Thursday, June 30, 2011


I rode out along the Colorado River before sunup under a dark and rumbling sky.  Kane Creek Road winds peacefully along the slow-moving river, and I figured I’d see more on the way back.  I locked the bike to a post where the sign reads, “The Moab Rim Route follows a sandstone ledge to the rim above Moab, gaining 1,000 feet in about a mile.  Rated 4+ by the Red Rock Four-Wheelers Jeep Club.  Standard jeeps cannot make it.”  I figured I could go where standard jeeps can’t. 

Clouds moved fast overhead as I climbed the sandstone bench that angles steeply up from the river.  White marks painted on the rock guide jeep drivers, which I was happy not to be.  I have never seen a road so steep and don’t see how any jeep, no matter how modified, could make it.   See how the rocks have been scratched and chipped by jeep parts as they climbed upward in the right picture.  Just follow the white marks, folks, and obey all traffic laws.

Soon the cloud that had been muttering from beyond the ridge came into full black view and fired a warning shot.  I looked for cover and found it under a rock overhang with about three feet of head clearance where I could cower some four feet into the wall.  There I stayed dry while rain began, not slowly, but in a deafening blast of huge drops and hail.  I snapped these pictures of the splashing drops from inside my lair.

It was over in fifteen minutes, and I went out into a new world, where dry had been transformed into wet.  I heard a roar as of a nearby waterfall.  I looked up at what had been a dry sandstone cliff, now plashing with a streaming waterfall pouring over its top.  And beside me, where dry rock had been, a creek flowed.  The sound of it was not loud like the storm, but peaceful as a mountain meadow.

I watched the waterfall and the creek for some time, perhaps fifteen minutes, until they stopped flowing.  Here is the place where the waterfall was.

As the storm moved away, sun played on its clouds, painting their edges with silver and their undersides in burnt ochre.  I felt like I had been transported to another world and returned safely to earth.

As I walked back down the jeep trail, the Colorado River brightened into its midday normality.  The storm had dispersed into a few thin clouds, and mud covered some of the smooth rocks, making the descent difficult even for a non-jeep.


  1. You must be very tired after that, after the exhilaration and sense of new life subsides... it's amazing, the fast changes, and also what goes on in the secret worlds where no one is looking... (or when) since it appears sometimes, jeeps look. That looks like a very slippery climb on the way down, and it was hard enough on the way up... ah what one will do for excitement and pleasure, even though one is not a jeep... I wonder how a sheep would do. Smiles and cheering you on, it's been a lot of beauty and plenty of wildness... and it is almost over!

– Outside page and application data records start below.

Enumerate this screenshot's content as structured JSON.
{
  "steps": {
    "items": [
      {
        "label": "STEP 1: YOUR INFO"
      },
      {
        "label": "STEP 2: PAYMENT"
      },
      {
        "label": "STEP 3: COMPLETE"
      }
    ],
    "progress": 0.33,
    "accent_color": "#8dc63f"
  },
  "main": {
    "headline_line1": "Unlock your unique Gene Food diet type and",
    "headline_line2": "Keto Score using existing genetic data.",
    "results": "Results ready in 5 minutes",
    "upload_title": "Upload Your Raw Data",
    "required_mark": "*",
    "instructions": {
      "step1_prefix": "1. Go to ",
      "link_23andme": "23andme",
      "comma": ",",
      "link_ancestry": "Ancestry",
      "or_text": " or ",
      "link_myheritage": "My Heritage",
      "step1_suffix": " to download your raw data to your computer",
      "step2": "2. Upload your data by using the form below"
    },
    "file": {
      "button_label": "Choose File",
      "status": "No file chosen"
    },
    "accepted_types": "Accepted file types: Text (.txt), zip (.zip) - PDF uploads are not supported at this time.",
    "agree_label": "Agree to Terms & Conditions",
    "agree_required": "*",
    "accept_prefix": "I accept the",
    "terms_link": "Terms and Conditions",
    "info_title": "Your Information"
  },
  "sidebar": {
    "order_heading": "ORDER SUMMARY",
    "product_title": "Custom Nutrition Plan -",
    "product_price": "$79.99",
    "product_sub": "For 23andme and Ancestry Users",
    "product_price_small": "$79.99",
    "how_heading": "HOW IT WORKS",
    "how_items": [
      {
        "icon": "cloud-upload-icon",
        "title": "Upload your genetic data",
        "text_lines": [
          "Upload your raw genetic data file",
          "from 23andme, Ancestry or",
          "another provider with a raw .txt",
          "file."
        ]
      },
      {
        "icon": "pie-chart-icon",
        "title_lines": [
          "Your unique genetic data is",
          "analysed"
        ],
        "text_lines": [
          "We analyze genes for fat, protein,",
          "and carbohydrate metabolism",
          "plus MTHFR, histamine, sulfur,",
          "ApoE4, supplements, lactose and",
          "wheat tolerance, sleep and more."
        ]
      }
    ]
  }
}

  2. Steven RadiceJune 30, 2011

    Is it safe to come out?

  3. I get tired when bored; when excited I can go and go. It's not unusual, I think. It is fascinating knowing I saw something that nobody else saw, something in secret.

    Actually, sheep do better than jeep; bighorn sheep. I wanted to see at least one, but alas. I saw no jeep either.

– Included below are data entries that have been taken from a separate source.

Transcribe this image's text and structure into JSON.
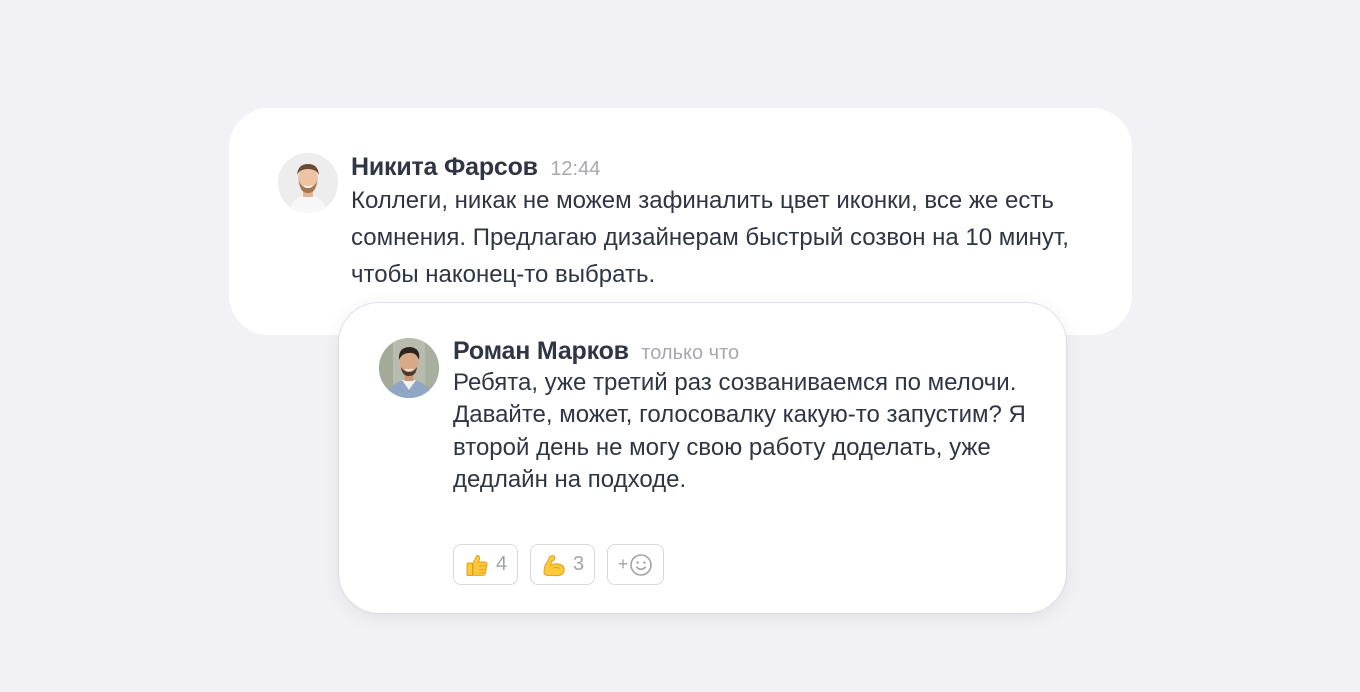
{
  "messages": [
    {
      "author": "Никита Фарсов",
      "time": "12:44",
      "avatar": "avatar-photo-icon",
      "text": "Коллеги, никак не можем зафиналить цвет иконки, все же есть сомнения. Предлагаю дизайнерам быстрый созвон на 10 минут, чтобы наконец-то выбрать."
    },
    {
      "author": "Роман Марков",
      "time": "только что",
      "avatar": "avatar-photo-icon",
      "text": "Ребята, уже третий раз созваниваемся по мелочи. Давайте, может, голосовалку какую-то запустим? Я второй день не могу свою работу доделать, уже дедлайн на подходе.",
      "reactions": [
        {
          "emoji": "thumbs-up-icon",
          "count": "4"
        },
        {
          "emoji": "flexed-biceps-icon",
          "count": "3"
        }
      ],
      "add_reaction": {
        "label": "+",
        "icon": "smiley-icon"
      }
    }
  ],
  "colors": {
    "background": "#f2f2f6",
    "card": "#ffffff",
    "text": "#2f3542",
    "muted": "#a6a8ae",
    "reaction_border": "#d7d9de"
  }
}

    It may not be safe, Steven, but it's more fun.

  4. Gail RadiceJune 30, 2011

    What did I tell you!! It just comes really quickly, then its over! Wasn't that a very pleasant thrill! :) Makes for some really excellent photos too!

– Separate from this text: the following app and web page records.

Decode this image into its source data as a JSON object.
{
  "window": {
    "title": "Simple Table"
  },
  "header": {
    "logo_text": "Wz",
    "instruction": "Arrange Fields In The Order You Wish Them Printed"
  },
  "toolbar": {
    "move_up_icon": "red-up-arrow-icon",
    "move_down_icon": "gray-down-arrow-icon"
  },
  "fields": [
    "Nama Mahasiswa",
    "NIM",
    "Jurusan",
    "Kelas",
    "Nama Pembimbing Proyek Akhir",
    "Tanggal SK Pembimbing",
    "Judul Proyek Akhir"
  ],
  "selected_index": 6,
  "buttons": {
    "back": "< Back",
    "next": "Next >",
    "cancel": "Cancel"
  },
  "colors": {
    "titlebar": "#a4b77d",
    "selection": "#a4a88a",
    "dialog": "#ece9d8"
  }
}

  5. Yes Gail we are ones who have seen and felt.

    Tomorrow morning I leave Moab, headed for New Mexico where, after a few days with friends, will come home to arrive on July 7.

    Thanks to all who have read my blog and to all who have commented. It has been a fine journey.